"Meaningful use and other external measures of adoption aside, there has been a wide range of technology optimization. HIM services redesign began earlier at some health systems than at others, often driven by technology capabilities such as those supporting remote work or permitting computer-assisted workflow. Digital information has required new information functions such as greater focus on data quality and data and information governance."

Additionally, Kloss says, "health reform, including care delivery redesign, payment changes, and expanded access to health care, has also impacted the shape and speed with which HIM services have evolved. Accountable care has accelerated the need to link a patient's information across time and care settings. Health financing changes have increased focus on documentation and complete coding."

Strategies to Optimize HIM
To advance HIM capabilities and functions to the scenario in which technology is optimized and improvements in health system performance are superior, the paper recommended that organizations improve change management leadership, strengthen the policy framework for information management, reduce technology and information silos, use clinical analytics to support overall quality and cost of care and to improve system performance for high-risk populations, advance the skills and professionalism of all information management positions, collaborate more extensively with clinical leaders, develop policies for longitudinal records management, expand resources to support data capture and clinical documentation, offer basic information management training for everyone that contributes to the EHR, and hit a home run with the transition to ICD-10.

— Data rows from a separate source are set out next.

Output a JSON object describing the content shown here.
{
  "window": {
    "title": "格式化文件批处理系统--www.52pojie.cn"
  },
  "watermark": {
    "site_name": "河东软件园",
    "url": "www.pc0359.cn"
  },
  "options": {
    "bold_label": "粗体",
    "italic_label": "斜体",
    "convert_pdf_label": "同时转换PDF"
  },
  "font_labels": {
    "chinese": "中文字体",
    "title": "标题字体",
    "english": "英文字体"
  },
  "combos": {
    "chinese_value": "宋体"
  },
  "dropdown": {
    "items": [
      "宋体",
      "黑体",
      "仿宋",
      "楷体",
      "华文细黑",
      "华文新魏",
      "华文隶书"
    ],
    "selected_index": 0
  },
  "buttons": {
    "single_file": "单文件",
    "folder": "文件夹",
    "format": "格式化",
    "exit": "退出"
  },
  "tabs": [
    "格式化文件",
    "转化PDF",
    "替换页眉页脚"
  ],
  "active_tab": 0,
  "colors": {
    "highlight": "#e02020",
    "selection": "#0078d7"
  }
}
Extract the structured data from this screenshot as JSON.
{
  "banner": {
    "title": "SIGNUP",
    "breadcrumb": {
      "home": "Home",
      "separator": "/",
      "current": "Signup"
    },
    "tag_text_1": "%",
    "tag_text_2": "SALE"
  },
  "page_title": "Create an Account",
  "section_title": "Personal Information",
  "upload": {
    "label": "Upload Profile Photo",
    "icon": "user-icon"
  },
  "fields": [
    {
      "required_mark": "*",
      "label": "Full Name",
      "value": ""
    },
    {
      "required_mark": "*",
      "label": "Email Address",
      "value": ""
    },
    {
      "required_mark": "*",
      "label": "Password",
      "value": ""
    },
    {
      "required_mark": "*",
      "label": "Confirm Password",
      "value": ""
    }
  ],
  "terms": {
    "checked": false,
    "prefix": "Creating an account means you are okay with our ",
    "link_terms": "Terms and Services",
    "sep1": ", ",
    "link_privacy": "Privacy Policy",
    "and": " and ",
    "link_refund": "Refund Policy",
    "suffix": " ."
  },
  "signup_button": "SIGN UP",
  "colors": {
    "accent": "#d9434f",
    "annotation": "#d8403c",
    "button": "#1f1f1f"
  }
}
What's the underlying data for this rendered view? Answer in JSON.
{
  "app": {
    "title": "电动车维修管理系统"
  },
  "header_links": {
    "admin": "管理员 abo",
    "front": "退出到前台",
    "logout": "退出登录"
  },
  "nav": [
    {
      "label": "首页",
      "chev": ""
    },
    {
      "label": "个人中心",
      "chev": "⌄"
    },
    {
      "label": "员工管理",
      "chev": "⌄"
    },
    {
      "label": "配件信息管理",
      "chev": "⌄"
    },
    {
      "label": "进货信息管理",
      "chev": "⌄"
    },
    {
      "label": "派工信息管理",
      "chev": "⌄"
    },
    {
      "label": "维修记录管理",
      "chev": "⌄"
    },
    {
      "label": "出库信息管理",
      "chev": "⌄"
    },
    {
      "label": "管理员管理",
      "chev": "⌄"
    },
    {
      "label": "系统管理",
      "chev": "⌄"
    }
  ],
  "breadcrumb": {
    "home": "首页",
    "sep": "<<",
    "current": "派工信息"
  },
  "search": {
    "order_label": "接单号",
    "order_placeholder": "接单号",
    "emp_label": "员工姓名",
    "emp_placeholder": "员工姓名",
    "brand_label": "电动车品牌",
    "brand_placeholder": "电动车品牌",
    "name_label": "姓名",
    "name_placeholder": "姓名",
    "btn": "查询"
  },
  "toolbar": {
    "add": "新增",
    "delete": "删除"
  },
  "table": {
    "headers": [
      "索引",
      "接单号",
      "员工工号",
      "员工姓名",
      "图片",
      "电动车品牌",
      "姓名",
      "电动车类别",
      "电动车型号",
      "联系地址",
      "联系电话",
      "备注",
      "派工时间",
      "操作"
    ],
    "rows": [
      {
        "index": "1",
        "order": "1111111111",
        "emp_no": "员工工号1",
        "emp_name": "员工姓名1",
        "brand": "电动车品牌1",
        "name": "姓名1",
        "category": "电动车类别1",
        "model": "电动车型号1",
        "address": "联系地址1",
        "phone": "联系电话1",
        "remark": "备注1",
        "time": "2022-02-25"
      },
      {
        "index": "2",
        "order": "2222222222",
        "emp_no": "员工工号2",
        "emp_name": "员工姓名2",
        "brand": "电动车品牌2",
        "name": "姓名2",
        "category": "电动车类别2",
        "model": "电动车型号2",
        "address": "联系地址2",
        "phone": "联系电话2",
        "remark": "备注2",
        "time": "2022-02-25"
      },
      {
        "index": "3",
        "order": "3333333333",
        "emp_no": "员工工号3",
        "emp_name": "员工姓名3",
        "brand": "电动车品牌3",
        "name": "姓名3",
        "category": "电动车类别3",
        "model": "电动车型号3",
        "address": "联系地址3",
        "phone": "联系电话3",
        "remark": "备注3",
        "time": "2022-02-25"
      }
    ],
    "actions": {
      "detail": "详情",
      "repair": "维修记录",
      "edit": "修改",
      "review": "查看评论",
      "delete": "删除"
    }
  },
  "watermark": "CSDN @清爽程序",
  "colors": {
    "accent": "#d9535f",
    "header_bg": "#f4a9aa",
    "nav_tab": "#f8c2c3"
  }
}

How well the profession has used these strategies varies. "With respect to the ICD-10 transition, the profession wins top marks for persistence and for leading a transition to a very successful and soft landing," Kloss says. "The profession has embraced the need for more robust information and data governance and the attendant improvements in information policy and process. Done well, managing and governing information resources across a health care enterprise must be the role of HIM in a digital environment, but it is a role to be earned, not grandfathered."

Considering tighter resources and greater complexity, Kloss says that "leadership skills, project management expertise, managing an enterprise-level function, and teamwork and collaboration skills have never been more key to professional success."

The Next Five Years
According to Kloss, the pace of change for HIM has sped up as IT has become more integrated and is likely to accelerate as the use of health information becomes ubiquitous. "It would be useful to consider scenarios for 2020 or 2022," she notes. "In many ways, the last five years have been a time of building information and information management capability."

Now that we've reached 2016, what will the HIM department look like five years from now? Fully answering this question, Kloss says, would require beginning a new scenario planning exercise, reexamining the changing environment, and identifying key trends and likely drivers for HIM change. "For example," she says, "will a driver continue to be adoption and optimization of technology or will it shift to a focus on use of the information that is the product of the technology? I expect in the years ahead it will be the value of health information to a growing range of stakeholders, with patients front and center, that will determine how HIM must continue to evolve. I also expect that changes in value-based health care financing and payment will be a key driver for evolving HIM. What will ICD-10 contribute to payment modeling and will use of vocabularies and terminologies finally come of age?"

While the future isn't certain, it's easy to predict that it will include change, which HIM professionals should proactively explore and embrace. Kloss expects nothing less. "The HIM profession has done a great job over nearly a century of adapting to changing needs," she says.

— Heather Hogstrom is an editorial assistant at For The Record.